DENVER- In recognition of Cervical Cancer Awareness Month in January, Planned Parenthood of the Rocky Mountains is encouraging women to visit their health care providers to receive basic, preventative cervical cancer screenings and treatments to help save their lives.
In the Making the Grade on Women’s Health: A National and State-by-State Report Card, produced by the National Women’s Law Center, Colorado was given a failing grade when it came to the percentage of the state’s female population over the age of 18 that had take the steps to prevent cervical cancer, and had a Pap test in the last three years, ranking 25th nationally.
Even though cervical cancer is the second most common form of cancer in women worldwide, too many women are not taking advantage of the primary screening tool to help identify and prevent it, which, if caught early is highly treatable and has a long life expectancy after diagnosis.
Nationally, six out of ten cases of cervical cancer appear in women who have never been screened or haven’t had a Pap test in the past five years.
“Planned Parenthood sees firsthand at our health centers that regular checkups and preventative care are the keys to maintaining a healthy reproductive system,” said Amy Dickson, vice president of clinical operation for PPRM. “We recommend initial Pap screening to begin at age 21 or three years after becoming sexually active.”

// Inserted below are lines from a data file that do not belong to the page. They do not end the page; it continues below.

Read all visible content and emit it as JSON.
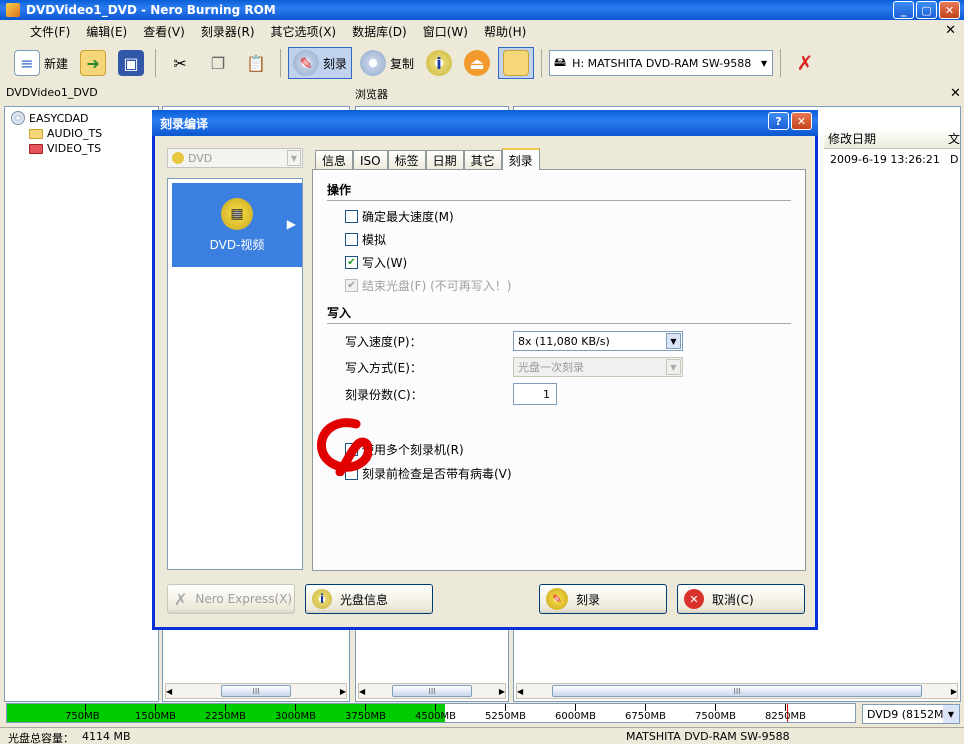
{
  "window": {
    "title": "DVDVideo1_DVD - Nero Burning ROM",
    "min": "_",
    "max": "▢",
    "close": "✕"
  },
  "menu": {
    "items": [
      "文件(F)",
      "编辑(E)",
      "查看(V)",
      "刻录器(R)",
      "其它选项(X)",
      "数据库(D)",
      "窗口(W)",
      "帮助(H)"
    ],
    "close": "✕"
  },
  "toolbar": {
    "new_label": "新建",
    "burn_label": "刻录",
    "copy_label": "复制",
    "drive": "H: MATSHITA DVD-RAM SW-9588"
  },
  "panels": {
    "left_title": "DVDVideo1_DVD",
    "browser_title": "浏览器",
    "browser_close": "✕",
    "tree": {
      "root": "EASYCDAD",
      "items": [
        "AUDIO_TS",
        "VIDEO_TS"
      ]
    },
    "right_cols": {
      "modified": "修改日期",
      "type_short": "文"
    },
    "right_row": {
      "modified": "2009-6-19 13:26:21",
      "type_short": "D"
    },
    "scroll_thumb": "III"
  },
  "dialog": {
    "title": "刻录编译",
    "help_btn": "?",
    "close_btn": "✕",
    "disc_type": "DVD",
    "project_item": "DVD-视频",
    "tabs": [
      "信息",
      "ISO",
      "标签",
      "日期",
      "其它",
      "刻录"
    ],
    "active_tab": "刻录",
    "sections": {
      "actions": "操作",
      "write": "写入"
    },
    "actions": [
      {
        "label": "确定最大速度(M)",
        "checked": false,
        "disabled": false
      },
      {
        "label": "模拟",
        "checked": false,
        "disabled": false
      },
      {
        "label": "写入(W)",
        "checked": true,
        "disabled": false
      },
      {
        "label": "结束光盘(F) (不可再写入！)",
        "checked": true,
        "disabled": true
      }
    ],
    "write": {
      "speed_label": "写入速度(P)：",
      "speed_value": "8x (11,080 KB/s)",
      "method_label": "写入方式(E)：",
      "method_value": "光盘一次刻录",
      "copies_label": "刻录份数(C)：",
      "copies_value": "1"
    },
    "options": [
      {
        "label": "使用多个刻录机(R)",
        "checked": true
      },
      {
        "label": "刻录前检查是否带有病毒(V)",
        "checked": false
      }
    ],
    "buttons": {
      "nero_express": "Nero Express(X)",
      "disc_info": "光盘信息",
      "burn": "刻录",
      "cancel": "取消(C)"
    }
  },
  "capacity": {
    "ticks": [
      "750MB",
      "1500MB",
      "2250MB",
      "3000MB",
      "3750MB",
      "4500MB",
      "5250MB",
      "6000MB",
      "6750MB",
      "7500MB",
      "8250MB"
    ],
    "used_mb": 4114,
    "disc_type": "DVD9 (8152MB)"
  },
  "status": {
    "total_label": "光盘总容量：",
    "total_value": "4114 MB",
    "drive": "MATSHITA DVD-RAM SW-9588"
  },
  "colors": {
    "title_bar": "#0a5fd8",
    "capacity_fill": "#00cc00",
    "annotation": "#e00000"
  }
}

PPRM health centers offer preventative reproductive health care, including routine cervical cancer screenings, annual wellness exams and the human papillomavirus (HPV) vaccine called Gardasil, which protects against the types of HPV that most often cause cervical, vaginal and vulvar cancers. The Centers for Disease Control and Prevention recommends that girls and young women between the ages of 9 to 26 take advantage of the three-shot series of the HPV vaccine, in addition to routine Pap tests, to protect themselves.

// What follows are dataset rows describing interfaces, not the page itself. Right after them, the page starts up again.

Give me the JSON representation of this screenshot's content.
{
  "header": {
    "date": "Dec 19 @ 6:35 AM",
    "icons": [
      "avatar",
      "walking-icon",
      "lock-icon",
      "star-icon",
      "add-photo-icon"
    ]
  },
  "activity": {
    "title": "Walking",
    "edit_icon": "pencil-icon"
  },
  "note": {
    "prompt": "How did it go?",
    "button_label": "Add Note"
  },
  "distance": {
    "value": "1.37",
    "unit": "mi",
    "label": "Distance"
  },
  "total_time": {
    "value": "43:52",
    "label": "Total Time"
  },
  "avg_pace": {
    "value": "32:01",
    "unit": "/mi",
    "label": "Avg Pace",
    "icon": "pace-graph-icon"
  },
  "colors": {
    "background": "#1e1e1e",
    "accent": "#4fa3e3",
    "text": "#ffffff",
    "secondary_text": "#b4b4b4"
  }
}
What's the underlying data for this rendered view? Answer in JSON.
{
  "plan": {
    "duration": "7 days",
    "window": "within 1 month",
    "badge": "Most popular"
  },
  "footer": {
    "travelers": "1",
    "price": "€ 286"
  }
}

HPV is spread through sexual intercourse or sexual contact and is the most common sexually transmitted infection. The CDC estimates that approximately 20 million Americans are currently infected with HPV, and another six million people become newly infected each year. But through vaccination and routine cervical cancer screenings, cervical cancer can be prevented. Practicing safer sex or abstaining from sex can also reduce one’s risk of developing HPV.

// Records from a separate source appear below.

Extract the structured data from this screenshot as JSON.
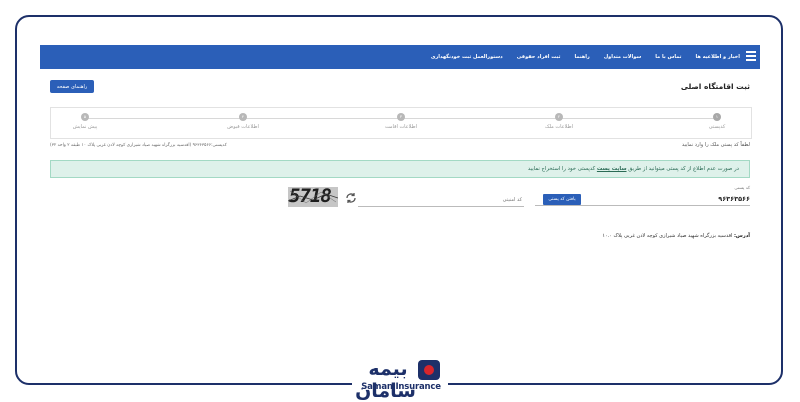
{
  "brand": {
    "name_fa": "بیمه سامان",
    "name_en": "Saman Insurance",
    "primary_color": "#1d3069",
    "accent_color": "#d6262c"
  },
  "navbar": {
    "color": "#2b5fb8",
    "menu_icon": "hamburger-menu-icon",
    "items": [
      "اخبار و اطلاعیه ها",
      "تماس با ما",
      "سوالات متداول",
      "راهنما",
      "ثبت افراد حقوقی",
      "دستورالعمل ثبت خودنگهداری"
    ]
  },
  "page": {
    "title": "ثبت اقامتگاه اصلی",
    "guide_button": "راهنمای صفحه"
  },
  "stepper": {
    "steps": [
      {
        "number": "۱",
        "label": "کدپستی"
      },
      {
        "number": "۲",
        "label": "اطلاعات ملک"
      },
      {
        "number": "۳",
        "label": "اطلاعات اقامت"
      },
      {
        "number": "۴",
        "label": "اطلاعات قبوض"
      },
      {
        "number": "۵",
        "label": "پیش نمایش"
      }
    ]
  },
  "instruction": "لطفاً کد پستی ملک را وارد نمایید",
  "owner_info": "کدپستی:۹۶۳۶۳۵۶۶ (اقدسیه بزرگراه شهید صیاد شیرازی کوچه لادن غربی پلاک ۱۰ طبقه ۲ واحد ۳۲)",
  "alert": {
    "text_before": "در صورت عدم اطلاع از کد پستی میتوانید از طریق",
    "link": "سایت پست",
    "text_after": "کدپستی خود را استخراج نمایید"
  },
  "postal_code": {
    "label": "کد پستی",
    "value": "۹۶۳۶۳۵۶۶",
    "button": "یافتن کد پستی"
  },
  "captcha": {
    "placeholder": "کد امنیتی",
    "image_text": "5718",
    "refresh_icon": "refresh-icon"
  },
  "address": {
    "label": "آدرس:",
    "value": "اقدسیه بزرگراه شهید صیاد شیرازی کوچه لادن غربی پلاک ۱۰.۰"
  }
}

With many other cancers, there are risk factors that may preclude some women from being concerned about being diagnosed, but with cervical cancer, all women are at risk. In 2006, the most recent year data is available, 11,982 women in the U.S. were diagnosed with cervical cancer, and 3,976 women died from the disease.
January is a time to remind yourself, or the women in your life, that like any health issue, cervical cancer is easier to treat when diagnosed early, but prevention altogether is best.
Planned Parenthood of the Rocky Mountains empowers individuals and families in the communities we serve to make informed choices about their sexual and reproductive health by providing high quality health services, comprehensive sex education, and strategic advocacy. More than 123,000 women, men, and young adults annually visit our 28 health centers throughout Colorado, New Mexico, Southern Nevada, and Wyoming. Since 1916, we have been the region’s most trusted provider of reproductive health care. For more information about Planned Parenthood of the Rocky Mountains, call 1.800.230.PLAN or visit pprm.org for the health center nearest you.
January 13, 2011